* [Problem details]: Excluding images, repeat the data exactly as given.

Material for this task below:

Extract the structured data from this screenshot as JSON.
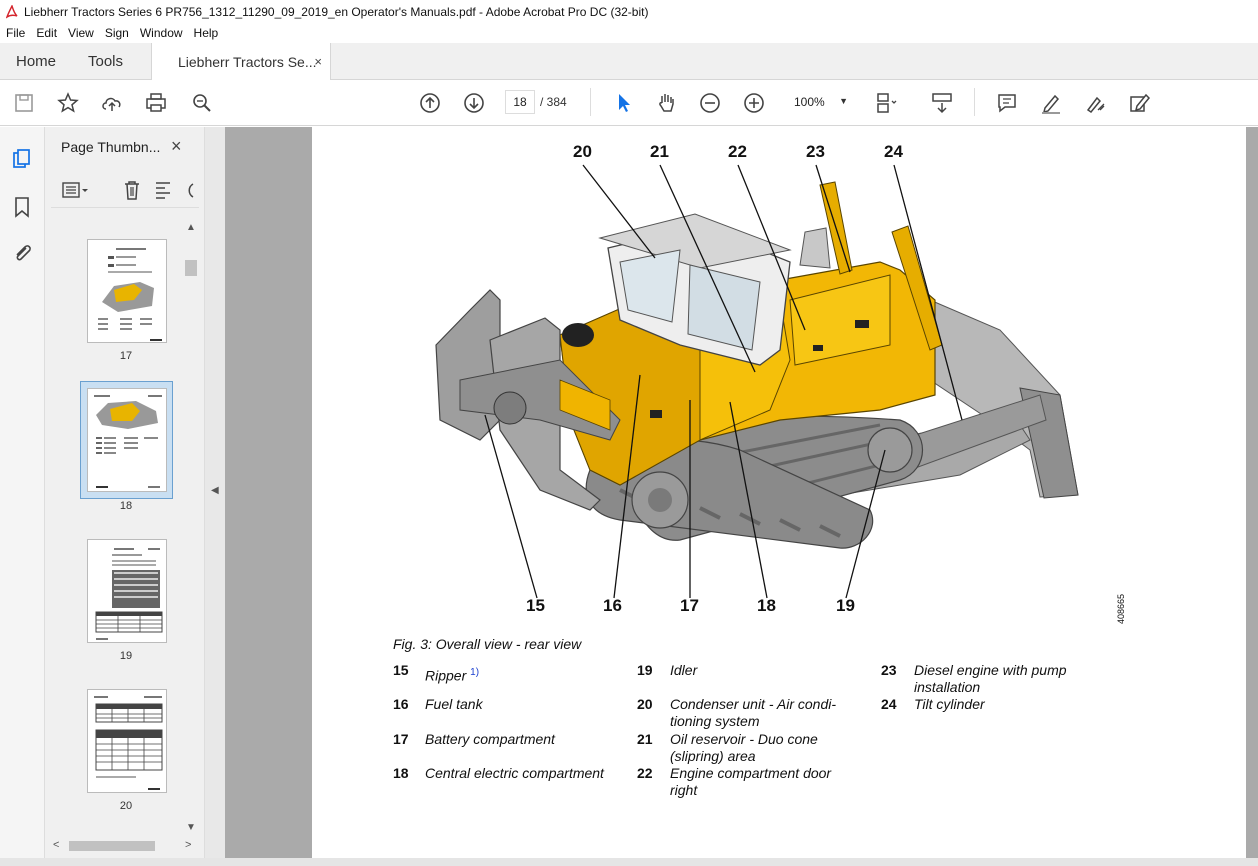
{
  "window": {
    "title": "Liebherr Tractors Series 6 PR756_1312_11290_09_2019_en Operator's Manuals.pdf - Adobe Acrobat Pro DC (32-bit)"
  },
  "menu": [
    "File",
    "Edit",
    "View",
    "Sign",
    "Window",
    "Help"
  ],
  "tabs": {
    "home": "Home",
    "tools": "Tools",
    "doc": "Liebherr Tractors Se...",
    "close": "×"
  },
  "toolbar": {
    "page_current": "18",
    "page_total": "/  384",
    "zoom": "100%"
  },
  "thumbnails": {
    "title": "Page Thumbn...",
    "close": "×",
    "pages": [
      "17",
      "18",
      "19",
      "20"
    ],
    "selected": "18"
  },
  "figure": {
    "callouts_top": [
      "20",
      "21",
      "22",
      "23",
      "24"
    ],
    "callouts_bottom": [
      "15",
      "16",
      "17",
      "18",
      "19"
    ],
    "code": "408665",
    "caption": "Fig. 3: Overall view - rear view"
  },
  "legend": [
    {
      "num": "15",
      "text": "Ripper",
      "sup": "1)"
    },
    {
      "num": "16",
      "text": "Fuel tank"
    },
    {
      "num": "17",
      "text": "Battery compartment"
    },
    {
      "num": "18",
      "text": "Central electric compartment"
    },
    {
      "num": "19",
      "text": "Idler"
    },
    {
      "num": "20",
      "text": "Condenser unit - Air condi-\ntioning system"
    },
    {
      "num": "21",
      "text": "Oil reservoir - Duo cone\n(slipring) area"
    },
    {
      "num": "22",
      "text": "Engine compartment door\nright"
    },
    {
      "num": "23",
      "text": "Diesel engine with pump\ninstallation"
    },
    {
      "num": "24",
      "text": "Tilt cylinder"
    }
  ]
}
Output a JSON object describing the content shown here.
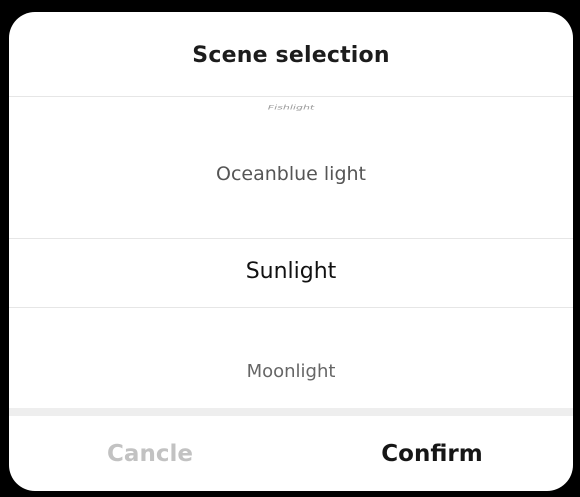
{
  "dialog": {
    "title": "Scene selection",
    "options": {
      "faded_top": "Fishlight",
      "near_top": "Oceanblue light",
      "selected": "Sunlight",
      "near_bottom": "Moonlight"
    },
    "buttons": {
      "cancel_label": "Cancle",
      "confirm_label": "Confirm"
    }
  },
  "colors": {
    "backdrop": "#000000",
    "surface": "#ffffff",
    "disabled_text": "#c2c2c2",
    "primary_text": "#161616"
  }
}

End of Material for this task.

* [Your solution]:
Extract the structured data from this screenshot as JSON.
{
  "window": {
    "title": "Liebherr Tractors Series 6 PR756_1312_11290_09_2019_en Operator's Manuals.pdf - Adobe Acrobat Pro DC (32-bit)"
  },
  "menu": [
    "File",
    "Edit",
    "View",
    "Sign",
    "Window",
    "Help"
  ],
  "tabs": {
    "home": "Home",
    "tools": "Tools",
    "doc": "Liebherr Tractors Se...",
    "close": "×"
  },
  "toolbar": {
    "page_current": "18",
    "page_total": "/  384",
    "zoom": "100%"
  },
  "thumbnails": {
    "title": "Page Thumbn...",
    "close": "×",
    "pages": [
      "17",
      "18",
      "19",
      "20"
    ],
    "selected": "18"
  },
  "figure": {
    "callouts_top": [
      "20",
      "21",
      "22",
      "23",
      "24"
    ],
    "callouts_bottom": [
      "15",
      "16",
      "17",
      "18",
      "19"
    ],
    "code": "408665",
    "caption": "Fig. 3: Overall view - rear view"
  },
  "legend": [
    {
      "num": "15",
      "text": "Ripper",
      "sup": "1)"
    },
    {
      "num": "16",
      "text": "Fuel tank"
    },
    {
      "num": "17",
      "text": "Battery compartment"
    },
    {
      "num": "18",
      "text": "Central electric compartment"
    },
    {
      "num": "19",
      "text": "Idler"
    },
    {
      "num": "20",
      "text": "Condenser unit - Air condi-\ntioning system"
    },
    {
      "num": "21",
      "text": "Oil reservoir - Duo cone\n(slipring) area"
    },
    {
      "num": "22",
      "text": "Engine compartment door\nright"
    },
    {
      "num": "23",
      "text": "Diesel engine with pump\ninstallation"
    },
    {
      "num": "24",
      "text": "Tilt cylinder"
    }
  ]
}
Output a JSON object describing the content shown here.
{
  "dialog": {
    "title": "Scene selection",
    "options": {
      "faded_top": "Fishlight",
      "near_top": "Oceanblue light",
      "selected": "Sunlight",
      "near_bottom": "Moonlight"
    },
    "buttons": {
      "cancel_label": "Cancle",
      "confirm_label": "Confirm"
    }
  },
  "colors": {
    "backdrop": "#000000",
    "surface": "#ffffff",
    "disabled_text": "#c2c2c2",
    "primary_text": "#161616"
  }
}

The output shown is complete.